President to establish a territorial government whenever
he might judge it expedient. He appealed to the Ame-
rican feeling of every gentleman whether it was proper
to place tinder military law or the caprice of the com-
mander of a post of two hundred troops, the number of
persons who would belong to such a civil settlement.
He could not, for his own part, think of such a thing for
a moment. The persons there would be chiefly engag-
ed in hunting and fishing, and he thought it was just
that they should have the blessings of civil government
as soon as their circumstances would admit of it. He
was, therefore, opposed to the reference of the bill to
a committee, as proposed.
Mr. COOK said, that this bill proposed certainly a
very important measure. Besides the establishment of
a civil colonial government on the coast of the Pacific
Ocean, it proposed the giving grants of land to settlers,
which were calculated to delude the people of this
country, enterprising as they are—to produce upon
them an impression that the country in question is adapt-
Here’s what’s next.
This book can be searched. Note: Results may vary based on the legibility of text within the document.
Tools / Downloads
Get a copy of this page or view the extracted text.
Citing and Sharing
Basic information for referencing this web page.
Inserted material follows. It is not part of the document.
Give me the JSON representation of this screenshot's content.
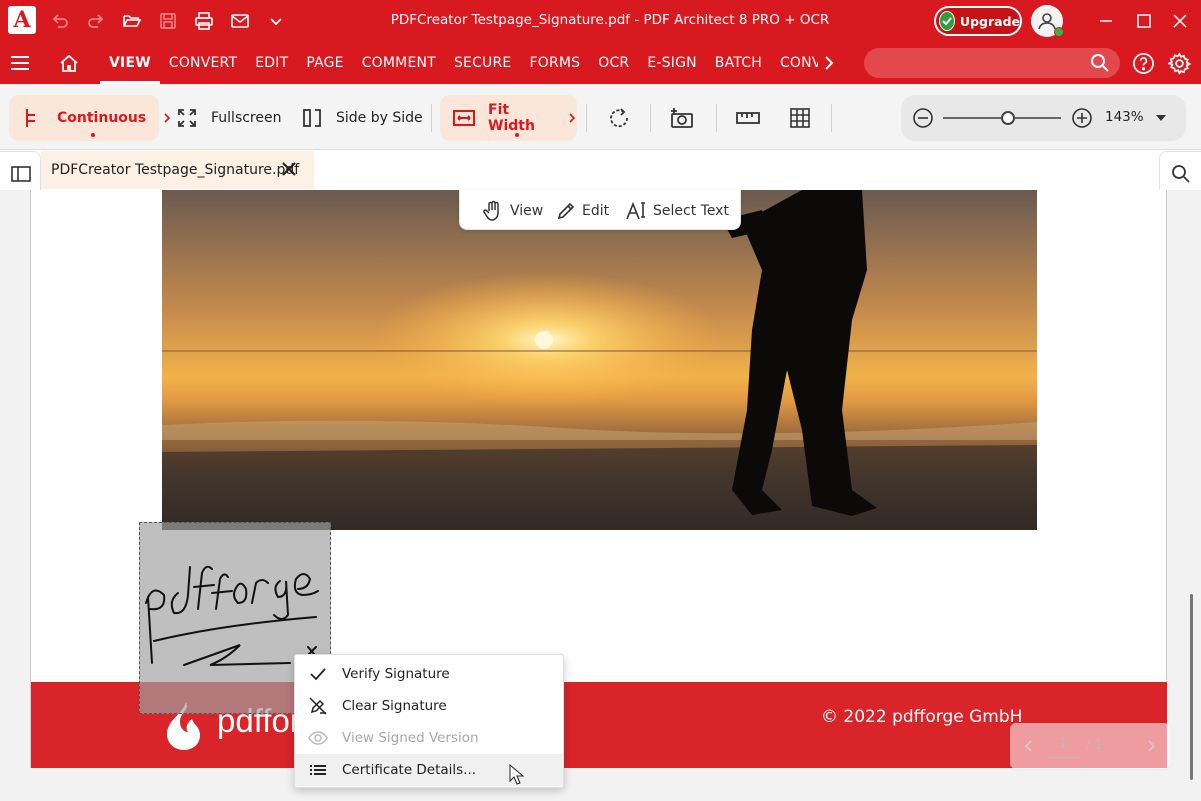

We also provide extended guidance on usage rights, references, copying or embedding.
Reference the current page of this Book.
Gales, Joseph, 1761-1841. Register of Debates in Congress, Comprising the Leading Debates and Incidents of the Second Session of the Eighteenth Congress, book, 1825; Washington D.C.. (digital.library.unt.edu/ark:/67531/metadc30752/m1/17/: accessed July 20, 2017), University of North Texas Libraries, Digital Library, digital.library.unt.edu; crediting UNT Libraries Government Documents Department.